# What you are asked to do:
Reproduce all of the data below without alteration; exclude every picture.

Items listed in a dataset

=====

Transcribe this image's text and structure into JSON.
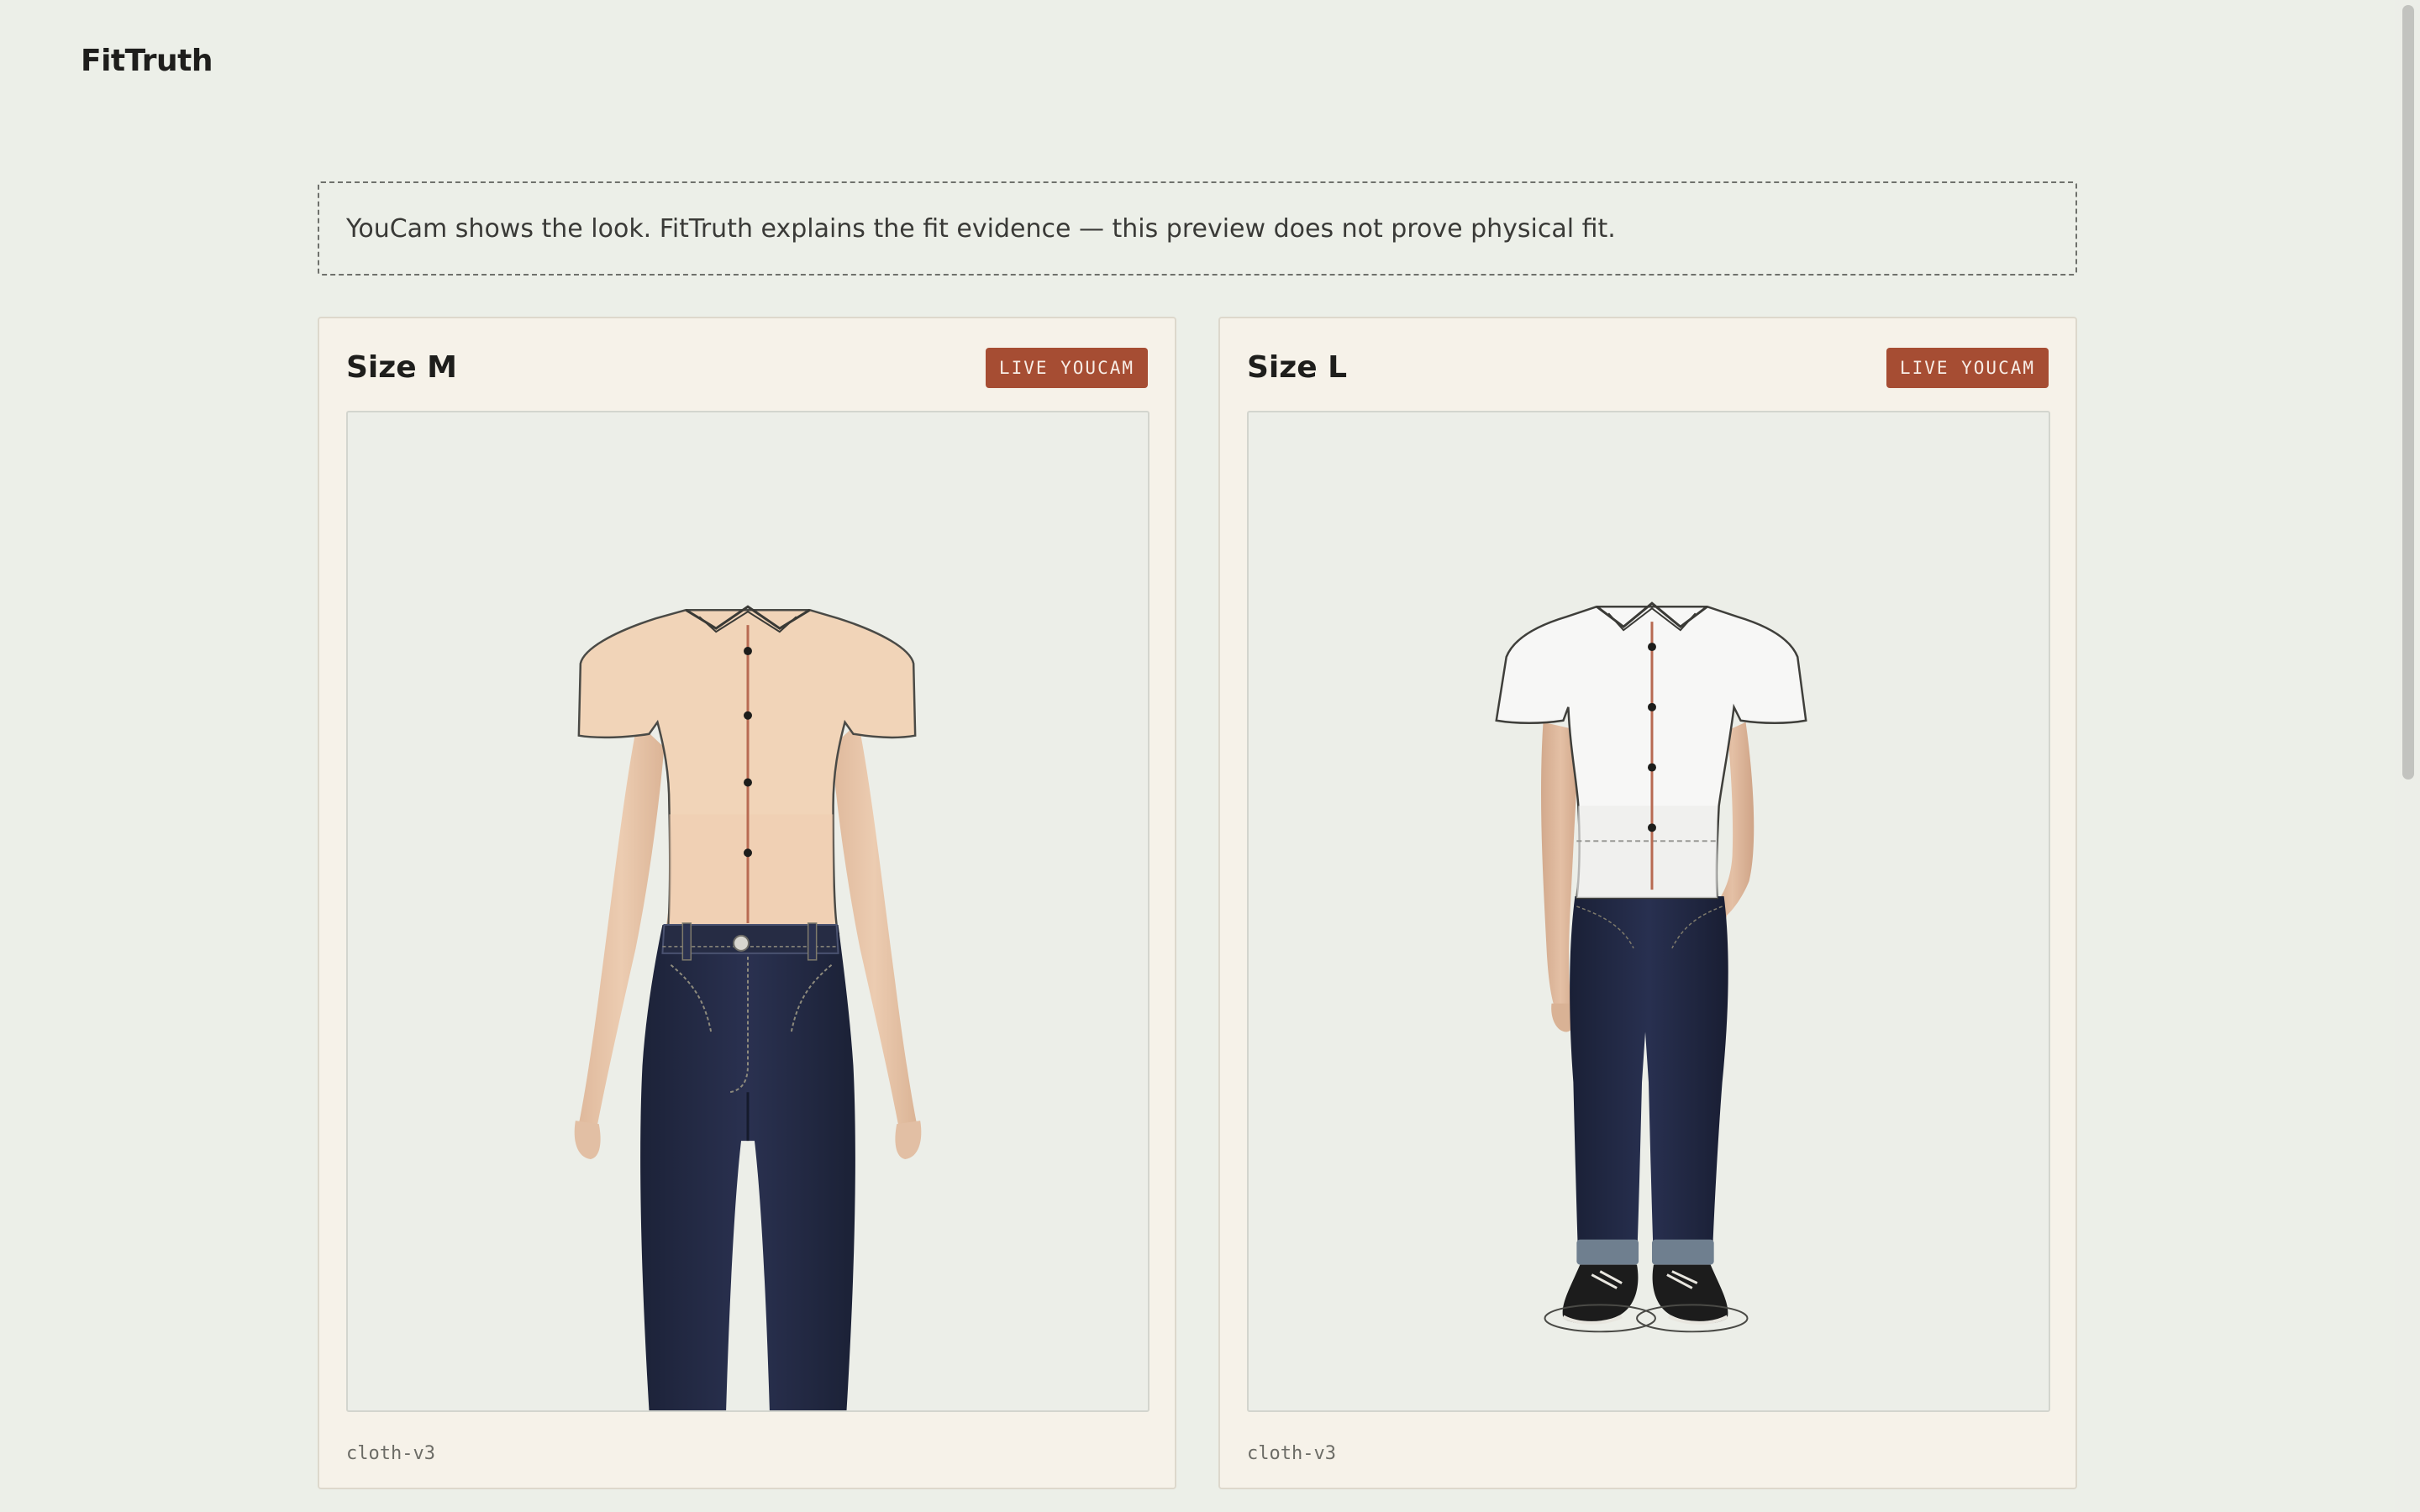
{
  "app": {
    "brand": "FitTruth"
  },
  "notice": {
    "text": "YouCam shows the look. FitTruth explains the fit evidence — this preview does not prove physical fit."
  },
  "cards": [
    {
      "title": "Size M",
      "badge": "LIVE YOUCAM",
      "caption": "cloth-v3"
    },
    {
      "title": "Size L",
      "badge": "LIVE YOUCAM",
      "caption": "cloth-v3"
    }
  ],
  "colors": {
    "accent": "#a64d33",
    "page_bg": "#ecefe8",
    "card_bg": "#f6f2e9",
    "shirt_m": "#f1d4b8",
    "shirt_l": "#f7f7f6",
    "denim": "#22283f",
    "skin": "#e8c7ac"
  }
}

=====

# Response box:
Transcribe this image's text and structure into JSON.
{
  "app": {
    "brand": "FitTruth"
  },
  "notice": {
    "text": "YouCam shows the look. FitTruth explains the fit evidence — this preview does not prove physical fit."
  },
  "cards": [
    {
      "title": "Size M",
      "badge": "LIVE YOUCAM",
      "caption": "cloth-v3"
    },
    {
      "title": "Size L",
      "badge": "LIVE YOUCAM",
      "caption": "cloth-v3"
    }
  ],
  "colors": {
    "accent": "#a64d33",
    "page_bg": "#ecefe8",
    "card_bg": "#f6f2e9",
    "shirt_m": "#f1d4b8",
    "shirt_l": "#f7f7f6",
    "denim": "#22283f",
    "skin": "#e8c7ac"
  }
}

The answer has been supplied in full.